The country's information ministry’s order comes a day after the Cabinet Committee on Law and Order decided to stop the telecast of the channel.
“Based on the cabinet committee’s decision, free-to-air TV channel Peace TV’s downlink permission has been cancelled for violating downlink conditions,” according to the ministry's order.
Information Minister Hasanul Haq Inu told online news outlet Bdnews24 that administrative steps would be taken against the network. “Peace TV is not consistent with Muslim society, the Quran, Sunnah, Hadith, Bangladesh’s Constitution, our culture, customs and rituals,” he said.
India-based Naik, who founded Peace TV, has come under the radar for his speeches that allegedly incite hate. While Naik has been banned in the United Kingdom and Canada over his radical views, broadcast of Peace TV is prohibited in Canada, China, India, the U.K. and the U.S.
Following the July 1 attack that killed 22 hostages at the upscale Holey Artisan Bakery, several reports alleged that Rohan Imtiaz, one of the gunmen, was heavily influenced by Naik’s speeches. Reports also said that Imtiaz made reference to one of Naik’s speeches in a post on Facebook last year.
However, Naik denied allegations that the attacker was inspired by his speeches. He also accused Bangladeshi media of sensationalism.
“I spoke to Bangladeshi government people. They told me that they do not believe I inspired this Bangladeshi terrorists to do this act of killing innocent people,” Naik said Saturday in a video, according to the Press Trust of India news agency.

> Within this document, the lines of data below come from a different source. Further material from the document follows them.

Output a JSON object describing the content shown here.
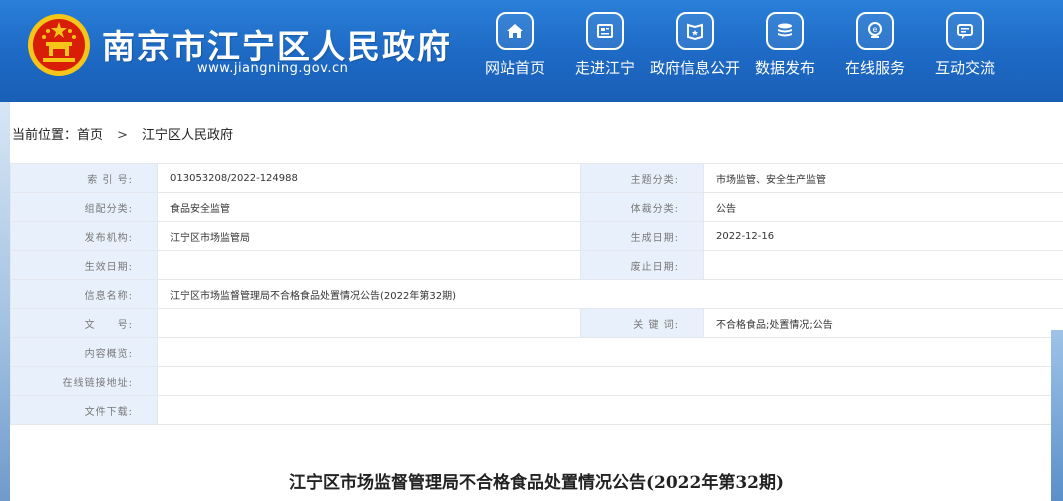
{
  "header": {
    "site_title": "南京市江宁区人民政府",
    "site_url": "www.jiangning.gov.cn",
    "nav": [
      {
        "label": "网站首页",
        "icon": "home-icon"
      },
      {
        "label": "走进江宁",
        "icon": "news-icon"
      },
      {
        "label": "政府信息公开",
        "icon": "open-info-icon"
      },
      {
        "label": "数据发布",
        "icon": "database-icon"
      },
      {
        "label": "在线服务",
        "icon": "service-icon"
      },
      {
        "label": "互动交流",
        "icon": "chat-icon"
      }
    ],
    "colors": {
      "background": "#1d69c4",
      "text": "#ffffff"
    }
  },
  "breadcrumb": {
    "prefix": "当前位置：",
    "home": "首页",
    "separator": ">",
    "current": "江宁区人民政府"
  },
  "meta": {
    "index_no_label": "索 引 号:",
    "index_no": "013053208/2022-124988",
    "topic_label": "主题分类:",
    "topic": "市场监管、安全生产监管",
    "org_category_label": "组配分类:",
    "org_category": "食品安全监管",
    "genre_label": "体裁分类:",
    "genre": "公告",
    "issuer_label": "发布机构:",
    "issuer": "江宁区市场监管局",
    "created_label": "生成日期:",
    "created": "2022-12-16",
    "effective_label": "生效日期:",
    "effective": "",
    "expiry_label": "废止日期:",
    "expiry": "",
    "info_name_label": "信息名称:",
    "info_name": "江宁区市场监督管理局不合格食品处置情况公告(2022年第32期)",
    "doc_no_label": "文　　号:",
    "doc_no": "",
    "keywords_label": "关 键 词:",
    "keywords": "不合格食品;处置情况;公告",
    "summary_label": "内容概览:",
    "summary": "",
    "link_label": "在线链接地址:",
    "link": "",
    "download_label": "文件下载:",
    "download": ""
  },
  "document": {
    "title": "江宁区市场监督管理局不合格食品处置情况公告(2022年第32期)"
  }
}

“There are millions of fans of mine throughout the world. More than 50 percent Bangladeshis are my fans but to say that I inspired him to kill innocent human beings is devilish,” Naik added.